They're small, they're inexpensive and they don't make a ton of noise. Yes, the crashing noises can get to be a bit much - but there's more to Matchbox cars than racing them. There's sorting by color, size, style, type...with or without stripes...I'm sure there are tons of ways to sort them. I think Lee's done it plenty of times.
And then he races them.
Crashes them into each other.
Macks the front/back end to make them flip in the air.
Crashes them into each other some more.
Picks up the random pieces destroyed (the windshields of convertibles are the first casualties).
He'll build a ramp and see which ones perform the best.
He'll use an old paper towel tube and have them slide through.
And then he crashes them together some more.
Ally doesn't usually participate in the races or crashing, but she likes to help sort. Her bossy nature can also kick in, giving strict guidelines for each category.
Write a Letter to Grandma and Grandpa
Okay, this one isn't my favorite.

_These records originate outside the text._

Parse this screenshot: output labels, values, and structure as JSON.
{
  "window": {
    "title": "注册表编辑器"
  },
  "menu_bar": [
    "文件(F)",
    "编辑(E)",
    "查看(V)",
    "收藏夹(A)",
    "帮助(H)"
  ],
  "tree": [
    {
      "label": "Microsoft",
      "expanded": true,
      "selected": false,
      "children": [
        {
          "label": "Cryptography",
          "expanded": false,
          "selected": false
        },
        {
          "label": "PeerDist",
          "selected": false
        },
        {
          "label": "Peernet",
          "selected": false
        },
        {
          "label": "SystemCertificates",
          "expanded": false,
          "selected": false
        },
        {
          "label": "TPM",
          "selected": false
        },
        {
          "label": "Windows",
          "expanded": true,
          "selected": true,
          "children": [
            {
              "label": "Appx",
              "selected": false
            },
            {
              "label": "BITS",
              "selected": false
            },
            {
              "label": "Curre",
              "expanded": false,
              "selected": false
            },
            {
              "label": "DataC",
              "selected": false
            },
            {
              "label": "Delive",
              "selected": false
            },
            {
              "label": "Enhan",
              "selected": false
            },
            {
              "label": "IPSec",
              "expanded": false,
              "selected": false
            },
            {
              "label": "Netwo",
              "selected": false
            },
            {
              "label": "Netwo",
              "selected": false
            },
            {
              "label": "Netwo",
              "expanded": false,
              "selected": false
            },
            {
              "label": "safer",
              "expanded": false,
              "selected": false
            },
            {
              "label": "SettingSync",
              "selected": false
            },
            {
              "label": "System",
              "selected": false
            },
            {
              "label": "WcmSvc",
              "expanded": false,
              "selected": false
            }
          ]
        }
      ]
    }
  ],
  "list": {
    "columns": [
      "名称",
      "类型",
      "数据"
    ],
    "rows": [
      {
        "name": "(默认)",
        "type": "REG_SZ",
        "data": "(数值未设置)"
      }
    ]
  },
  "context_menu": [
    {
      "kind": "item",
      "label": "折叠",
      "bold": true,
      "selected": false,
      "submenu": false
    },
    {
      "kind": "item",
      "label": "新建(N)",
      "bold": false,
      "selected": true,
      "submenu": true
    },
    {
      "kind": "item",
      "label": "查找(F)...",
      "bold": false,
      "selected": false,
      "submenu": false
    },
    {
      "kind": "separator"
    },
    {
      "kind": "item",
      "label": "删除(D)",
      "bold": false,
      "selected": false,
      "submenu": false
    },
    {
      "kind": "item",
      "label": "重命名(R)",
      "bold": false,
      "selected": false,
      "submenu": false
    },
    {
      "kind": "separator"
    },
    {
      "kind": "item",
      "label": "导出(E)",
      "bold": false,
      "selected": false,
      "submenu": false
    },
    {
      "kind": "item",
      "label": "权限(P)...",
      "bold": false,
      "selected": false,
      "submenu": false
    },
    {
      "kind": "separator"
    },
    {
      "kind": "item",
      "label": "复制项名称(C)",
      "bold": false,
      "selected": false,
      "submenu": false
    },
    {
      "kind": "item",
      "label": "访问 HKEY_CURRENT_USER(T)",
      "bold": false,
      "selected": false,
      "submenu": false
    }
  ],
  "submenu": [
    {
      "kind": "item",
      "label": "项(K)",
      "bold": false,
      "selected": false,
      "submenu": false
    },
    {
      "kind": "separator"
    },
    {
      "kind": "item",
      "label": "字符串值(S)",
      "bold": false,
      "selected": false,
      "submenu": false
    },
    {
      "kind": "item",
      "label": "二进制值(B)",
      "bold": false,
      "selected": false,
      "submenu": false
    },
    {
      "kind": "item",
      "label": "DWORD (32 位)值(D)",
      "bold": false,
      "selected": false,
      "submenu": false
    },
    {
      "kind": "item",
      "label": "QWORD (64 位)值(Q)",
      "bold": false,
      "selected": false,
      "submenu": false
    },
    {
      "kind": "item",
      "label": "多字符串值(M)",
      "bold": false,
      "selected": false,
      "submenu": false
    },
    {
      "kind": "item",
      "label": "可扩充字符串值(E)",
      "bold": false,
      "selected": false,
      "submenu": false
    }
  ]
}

Why? Because their handwriting is messy. I "make" them write a full page and then feel like I have to point out what they need to fix before I'll mail it. That's frustrating for them AND for me. The good news is that I'm starting to just get over that. As long as I can read the words, it passes inspection.
It is easier for Ally to write a full page (she's a chatterbox), but Lee has such a hard time. I give him writing prompts. I used to write them down, but then he was writing the question and the answer - like an essay. Oops. Anyways, now I talk with him about it beforehand. I ask him what story he wants to tell Grandma and Grandpa. It can be about the kid who won't stop picking his nose in class (yeah, grosses me out too), the fact that his teacher watches shows on her computer (meh - I don't know the context, but he has mentioned it a couple of times), what he did for recess this week -- anything he can give me a few sentences about will work.
That being said, I've allowed him to "finish" his full page with a drawing. He wrote the letter. It is legible. It makes sense. Add a picture, sign, send. And the grandparents love getting their letters. That makes me look good - because they're my grandparents and I'm the black sheep of the family. Let them be impressed with the kids, I know I helped get them to that point.
With a few crayons, some markers, lined paper and construction paper there's a LOT of time-killing to be had. I prefer Crayola crayons. They run across the construction paper smoothly, without sliding. I don't know if it has to do with the wax content? Really, I don't know. Some of the bargain bin crayons just don't present as pretty a picture.
They've also go markers and colored pencils. I like the Twistables color pencils - no pencil sharpener required, but I don't recommend them for younger kids. It is too much fun twisting out the pencil to expect the younger set to not do it for fun and then forget to twist it back in before starting to draw. *snap* =(
Construction paper, glue sticks, kid-safe scissors. Yes, they're old enough for regular scissors - safety-wise - but the smaller ones fit their hands better.
We don't give the kids glitter. Ever. It's a big mess and three months after a glitter catastrophe, I'd still find glitter. How do I know this? Because the "no glitter" rule doesn't apply to Grandma and Grandpa. Grandma puts glitter in birthday and holiday cards. One wayward sneeze and there's a mess.
Yes, I allow the kids to play video games. I have to approve of the game and they're limited in how long they're on the devices. They each have a Nintendo DS and there's an old Gameboy and Gameboy color around. The DSs get to plug in to charge - bonus!
They can play for an hour on school days.
They can play for two hours on non-school days.
I have the right to revoke their permission to play if it is a gorgeous day outside and they should be out there.
If either one of them messes up doing the dishes so badly they have to be redone the next night, neither of them can play until dishes have been washed successfully. Seriously. I don't want to pick up Tupperware and feel grease.
When we take trips and it is going to be a long car ride, they can play their DS - as long as the volume is turned off.